M1 Singapore Fringe Festival accused of censorship by artist collective

This year's edition of the Fringe will feature works inspired by Singaporean contemporary artist Amanda Heng's performance art Let's Walk.
This year's edition of the Fringe will feature works inspired by Singaporean contemporary artist Amanda Heng's performance art Let's Walk.PHOTO: THE NECESSARY STAGE

SINGAPORE - Artist collective The Glory Hoes has accused the M1 Singapore Fringe Festival of censorship and protested the withdrawal of its event from next year's edition.

Prior to the official launch of the festival line-up Tuesday (Oct 10), the group, which presents queer film experiences, issued a statement on how their screening of the documentary Paris Is Burning was cut from the festival brochure, where it was meant to appear under the In Conjunction section.

The 1990 film is about New York's drag and transgender ball scene in the 1980s. It is rated R21 by the Info-communications Media Development Authority (IMDA).

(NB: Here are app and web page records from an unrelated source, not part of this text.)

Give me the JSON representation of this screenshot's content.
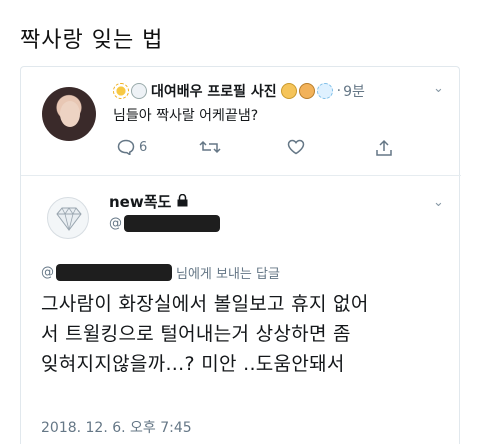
{
  "post": {
    "title": "짝사랑 잊는 법"
  },
  "tweet1": {
    "display_name": "대여배우 프로필 사진",
    "time": "9분",
    "dot": "·",
    "text": "님들아 짝사랄 어케끝냄?",
    "reply_count": "6",
    "icons": [
      "sun-emoji",
      "snowman-emoji",
      "face-emoji",
      "face-emoji",
      "snowflake-emoji",
      "chevron-down-icon",
      "reply-icon",
      "retweet-icon",
      "like-icon",
      "share-icon"
    ]
  },
  "tweet2": {
    "display_name": "new폭도",
    "handle_prefix": "@",
    "reply_suffix_prefix": "@",
    "reply_suffix": "님에게 보내는 답글",
    "body_lines": [
      "그사람이 화장실에서 볼일보고 휴지 없어",
      "서 트윌킹으로 털어내는거 상상하면 좀",
      "잊혀지지않을까...? 미안 ..도움안돼서"
    ],
    "timestamp": "2018. 12. 6. 오후 7:45",
    "icons": [
      "diamond-avatar-icon",
      "lock-icon",
      "chevron-down-icon"
    ]
  },
  "colors": {
    "text": "#14171a",
    "muted": "#657786",
    "border": "#e1e8ed",
    "redaction": "#1e1e1e"
  }
}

In the statement, The Glory Hoes said members of the Fringe team were concerned that the event's inclusion could be spun to look like "the Fringe is celebrating the LGBT lifestyle" and that telco M1 had expressed that its continued funding of the Fringe would depend on 2018 being a year free of controversy.

The statement added that the Paris Is Burning screening will still go ahead at the Projector cinema. The group also called for greater dialogue on the topic of censorship.

Last November, two of the festival's shows were denied ratings by IMDA due to "excessive nudity". Organisers The Necessary Stage cancelled the shows rather than rework them to meet R18 guidelines.

Next year's edition of the Fringe will run from Jan 17 to 28.

After 13 editions with the theme "Art & ____" - for example Art & Skin this year - the annual arts festival will now draw on iconic works from the past.

Its 14th edition, which will feature works inspired by Singaporean contemporary artist Amanda Heng's performance art Let's Walk.

The piece was created in response to the 1997 Asian financial crisis, when female employees were the first to get retrenched, while the beauty industry experienced a boom as women tried to enhance their looks to keep their jobs.

In 1999, Heng invited members of the public to join her in walking backwards in the streets with high-heeled shoes in their mouths, while guiding themselves with handheld mirrors.

Festival director Sean Tobin, 45, said the festival's new direction is not "about nostalgia, sentimentality or placing an artist on a pedestal".

He added: "I believe it's completely possible and very vital that as we find new directions in art making, we remain mindful of what led us to this point."

Many of the 16 works from seven countries at the festival will follow in Heng's footsteps in confronting gender norms and societal pressures.

The Immortal Sole, a dance theatre work by M1-The Straits Times Life Theatre Awards winner Edith Podesta, explores beauty and inequality through a retelling of the fairy tale The Little Mermaid, while In Pink Gajah Theatre's piece Hayat, a woman on the verge of her twilight years explores her mortality.

The festival will also revisit the work of Heng, 65, a Cultural Medallion recipient, through an exhibition titled A Walked Line Can Never Be Erased at Objectifs in May next year.

The exhibition will include work created through a new solo walk by Heng, I Walk From The South To The North, in which she walks across Singapore from Clifford Pier to Woodlands Checkpoint.

"Walking art engages the body in real-life environment and presents the experience as the art," she said.

She added that it is a "superficial assumption" that women's position in society has improved greatly since she first did Let's Walk. "There are still differences in salary scales for males and females in employment and women are the first in line for retrenchment during a recession."

In response to The Glory Hoes' statement, the Fringe team issued its own statement explaining its reason for withdrawing the collective's event.

"Given the Fringe's recent circumstances and experiences in 2017's edition, the organising team is taking special care not to have a recurrence of a furore where works presented are taken out of context by smaller, possibly less discerning groups of people. It is our belief that such misconstruing of works is counterproductive and damaging not only to the works themselves and the Fringe, but also to public education," it said.

The Fringe team added that it is "constantly trying to negotiate the positions of the audience, the sponsors and the artists" it is presenting and has discussed with The Glory Hoes the possibility of presenting them at a future edition of the festival.

It clarified that sponsor M1 has been supporting "challenging and socially engaged works and not interfered with the Fringe's programming".

"We look forward to the upcoming Fringes in 2018 and beyond and hope to continue engaging in dialogue and discussion with audiences and artists alike," the Fringe team said.